The presented device-independent method is based on a single assumption: “We only have to make sure that we always apply the same set of operations on the quantum objects, and that the operations are independent of each other”, explains Julio Barreiro. “However, which operations we apply in detail – this is something we do not need to know.” This approach – called Device Independent – allows them to get around several potential sources of error, and subsequently wrong interpretations of the results. “In the end, we investigate the correlations between the settings and the obtained results. Once the correlations exceed a certain threshold, we know that the objects are entangled.” For the experimentally hardly avoidable crosstalk of operations applied to levitating calcium ions in the vacuum chamber in Innsbruck, the Swiss theorist Jean-Daniel Bancal managed to adapt the threshold according to a worst-case scenario. “When this higher threshold is breached, we can claim entanglement in the system with high confidence”, states Bancal.
Assumptions as Achilles heel
For physicists, such procedures that are based on very few assumptions are highly interesting. By being basically independent of the system, they provide high confidence and strengthen the results of experimentalists. “Assumptions are always the Achilles heel – be that for lab data or theory work”, stresses Thomas Monz. “We managed to reduce the number of assumption to verify entanglement to a minimum. Our method thus allows for reliable statements about the entanglement in a system.” In the actual implementation, the physicists in Innsbruck could verify entanglement of up to 6 ions. This new method can also be applied for larger systems. The technical demands, however, also increase accordingly.
Read more at: http://phys.org/news/2013-08-infallible-quantum.html#jCp

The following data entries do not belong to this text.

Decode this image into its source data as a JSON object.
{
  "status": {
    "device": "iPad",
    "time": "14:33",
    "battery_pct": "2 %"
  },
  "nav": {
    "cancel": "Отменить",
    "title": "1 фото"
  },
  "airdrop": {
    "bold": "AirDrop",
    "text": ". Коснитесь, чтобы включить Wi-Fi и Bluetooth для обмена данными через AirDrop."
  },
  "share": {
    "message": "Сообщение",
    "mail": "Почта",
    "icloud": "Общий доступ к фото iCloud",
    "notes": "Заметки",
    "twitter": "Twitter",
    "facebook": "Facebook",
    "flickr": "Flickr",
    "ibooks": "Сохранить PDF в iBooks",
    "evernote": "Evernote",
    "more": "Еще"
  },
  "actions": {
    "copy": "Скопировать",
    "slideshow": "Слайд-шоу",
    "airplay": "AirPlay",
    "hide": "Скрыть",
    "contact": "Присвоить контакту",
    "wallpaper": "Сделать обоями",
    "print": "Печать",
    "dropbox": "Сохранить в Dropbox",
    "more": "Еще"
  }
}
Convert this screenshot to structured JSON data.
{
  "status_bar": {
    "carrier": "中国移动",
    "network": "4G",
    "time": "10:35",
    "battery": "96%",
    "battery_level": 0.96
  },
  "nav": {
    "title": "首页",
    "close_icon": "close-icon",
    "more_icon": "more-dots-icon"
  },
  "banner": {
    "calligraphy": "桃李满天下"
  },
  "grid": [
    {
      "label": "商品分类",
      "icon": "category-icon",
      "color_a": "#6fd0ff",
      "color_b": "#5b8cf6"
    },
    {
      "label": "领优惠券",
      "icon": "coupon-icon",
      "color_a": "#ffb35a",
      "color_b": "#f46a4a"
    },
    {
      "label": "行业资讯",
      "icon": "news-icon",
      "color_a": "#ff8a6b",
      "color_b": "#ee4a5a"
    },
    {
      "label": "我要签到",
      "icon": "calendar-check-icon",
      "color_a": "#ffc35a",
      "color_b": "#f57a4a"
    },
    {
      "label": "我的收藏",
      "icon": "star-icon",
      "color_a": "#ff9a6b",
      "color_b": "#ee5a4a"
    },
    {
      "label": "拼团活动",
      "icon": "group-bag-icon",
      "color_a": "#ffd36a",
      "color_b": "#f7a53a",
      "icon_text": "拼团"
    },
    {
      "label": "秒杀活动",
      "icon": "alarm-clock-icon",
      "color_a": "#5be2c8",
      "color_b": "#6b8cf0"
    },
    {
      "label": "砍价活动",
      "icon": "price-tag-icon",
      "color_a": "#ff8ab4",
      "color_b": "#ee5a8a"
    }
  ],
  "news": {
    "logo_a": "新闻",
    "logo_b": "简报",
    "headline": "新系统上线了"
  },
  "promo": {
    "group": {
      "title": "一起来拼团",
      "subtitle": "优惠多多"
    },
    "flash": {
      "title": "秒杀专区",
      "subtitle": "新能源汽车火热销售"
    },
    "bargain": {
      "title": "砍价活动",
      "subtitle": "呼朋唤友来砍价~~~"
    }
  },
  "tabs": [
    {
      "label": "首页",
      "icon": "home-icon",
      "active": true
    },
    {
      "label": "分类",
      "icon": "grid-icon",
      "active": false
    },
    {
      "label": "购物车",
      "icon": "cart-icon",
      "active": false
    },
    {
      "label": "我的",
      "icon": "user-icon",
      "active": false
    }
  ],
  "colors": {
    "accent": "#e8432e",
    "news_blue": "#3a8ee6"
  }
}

Experimental Quantum Computing to Solve Systems of Linear Equations
X.-D. Cai et al
Solving linear systems of equations is ubiquitous in all areas of science and engineering. With rapidly growing data sets, such a task can be intractable for classical computers, as the best known classical algorithms require a time proportional to the number of variables N. A recently proposed quantum algorithm shows that quantum computers could solve linear systems in a time scale of order log(N), giving an exponential speedup over classical computers. Here we realize the simplest instance of this algorithm, solving 2×2 linear equations for various input vectors on a quantum computer. We use four quantum bits and four controlled logic gates to implement every subroutine required, demonstrating the working principle of this algorithm.
Read more: http://prl.aps.org/abstract/PRL/v110/i23/e230501
Read also: http://physicsworld.com/cws/article/news/2013/jun/12/quantum-computer-solves-simple-linear-equations